Top of DATA LISTING

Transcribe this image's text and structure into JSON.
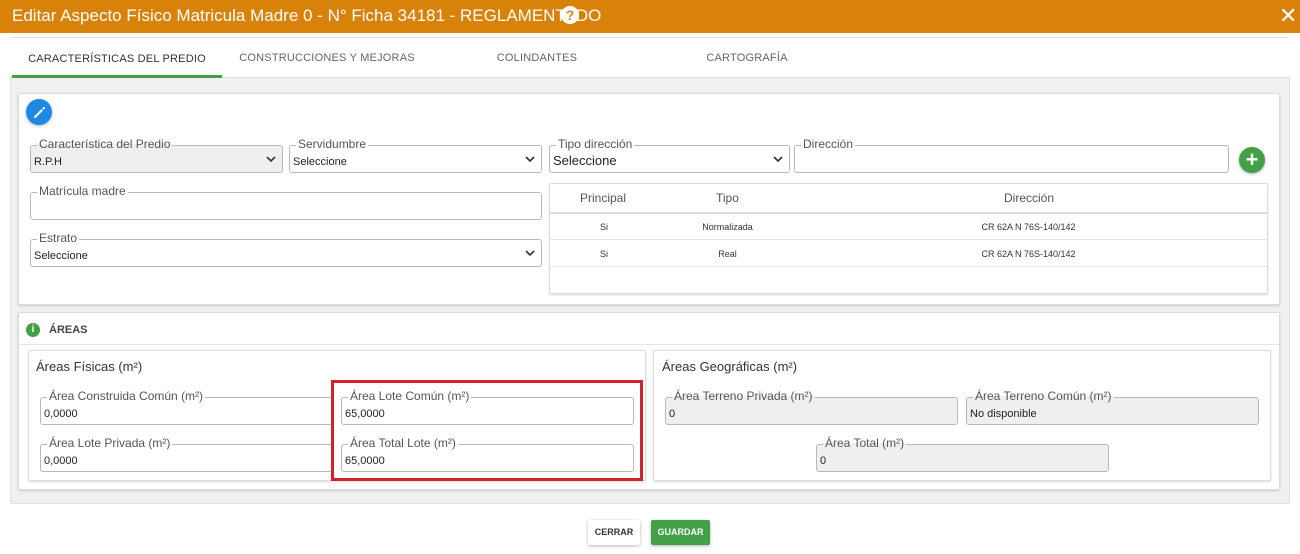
{
  "window": {
    "title": "Editar Aspecto Físico Matricula Madre 0 - N° Ficha 34181 - REGLAMENTADO",
    "help_icon": "question-icon",
    "close_icon": "close-icon"
  },
  "tabs": [
    {
      "label": "CARACTERÍSTICAS DEL PREDIO",
      "active": true
    },
    {
      "label": "CONSTRUCCIONES Y MEJORAS",
      "active": false
    },
    {
      "label": "COLINDANTES",
      "active": false
    },
    {
      "label": "CARTOGRAFÍA",
      "active": false
    }
  ],
  "predio": {
    "caracteristica": {
      "label": "Característica del Predio",
      "value": "R.P.H"
    },
    "servidumbre": {
      "label": "Servidumbre",
      "value": "Seleccione"
    },
    "tipo_direccion": {
      "label": "Tipo dirección",
      "value": "Seleccione"
    },
    "direccion": {
      "label": "Dirección",
      "value": ""
    },
    "matricula_madre": {
      "label": "Matrícula madre",
      "value": ""
    },
    "estrato": {
      "label": "Estrato",
      "value": "Seleccione"
    }
  },
  "direcciones_table": {
    "headers": [
      "Principal",
      "Tipo",
      "Dirección"
    ],
    "rows": [
      [
        "Si",
        "Normalizada",
        "CR 62A N 76S-140/142"
      ],
      [
        "Si",
        "Real",
        "CR 62A N 76S-140/142"
      ]
    ]
  },
  "areas": {
    "section_title": "ÁREAS",
    "fisicas": {
      "title": "Áreas Físicas (m²)",
      "construida_comun": {
        "label": "Área Construida Común (m²)",
        "value": "0,0000"
      },
      "lote_comun": {
        "label": "Área Lote Común (m²)",
        "value": "65,0000"
      },
      "lote_privada": {
        "label": "Área Lote Privada (m²)",
        "value": "0,0000"
      },
      "total_lote": {
        "label": "Área Total Lote (m²)",
        "value": "65,0000"
      }
    },
    "geograficas": {
      "title": "Áreas Geográficas (m²)",
      "terreno_privada": {
        "label": "Área Terreno Privada (m²)",
        "value": "0"
      },
      "terreno_comun": {
        "label": "Área Terreno Común (m²)",
        "value": "No disponible"
      },
      "total": {
        "label": "Área Total (m²)",
        "value": "0"
      }
    }
  },
  "footer": {
    "cerrar": "CERRAR",
    "guardar": "GUARDAR"
  },
  "colors": {
    "title_bar": "#d9820a",
    "accent_green": "#43a047",
    "edit_blue": "#1e88e5",
    "highlight_red": "#d6202a"
  }
}
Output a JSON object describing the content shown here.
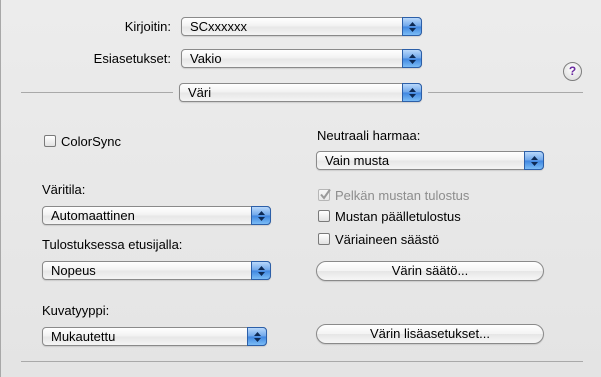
{
  "header": {
    "printer_label": "Kirjoitin:",
    "printer_value": "SCxxxxxx",
    "presets_label": "Esiasetukset:",
    "presets_value": "Vakio",
    "panel_value": "Väri",
    "help_symbol": "?"
  },
  "left": {
    "colorsync_label": "ColorSync",
    "color_mode_label": "Väritila:",
    "color_mode_value": "Automaattinen",
    "priority_label": "Tulostuksessa etusijalla:",
    "priority_value": "Nopeus",
    "image_type_label": "Kuvatyyppi:",
    "image_type_value": "Mukautettu"
  },
  "right": {
    "neutral_gray_label": "Neutraali harmaa:",
    "neutral_gray_value": "Vain musta",
    "black_only_label": "Pelkän mustan tulostus",
    "black_overprint_label": "Mustan päälletulostus",
    "ink_save_label": "Väriaineen säästö",
    "color_adjust_button": "Värin säätö...",
    "advanced_color_button": "Värin lisäasetukset..."
  },
  "states": {
    "colorsync_checked": false,
    "black_only_checked": true,
    "black_only_disabled": true,
    "black_overprint_checked": false,
    "ink_save_checked": false
  },
  "colors": {
    "popup_arrow_accent": "#3f86e0",
    "help_glyph": "#6a2aa0",
    "disabled_text": "#8d8d8d"
  }
}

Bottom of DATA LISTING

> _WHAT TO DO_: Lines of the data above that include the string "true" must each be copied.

> _TASK RESULT_:
      "active": true
    "black_only_checked": true,
    "black_only_disabled": true,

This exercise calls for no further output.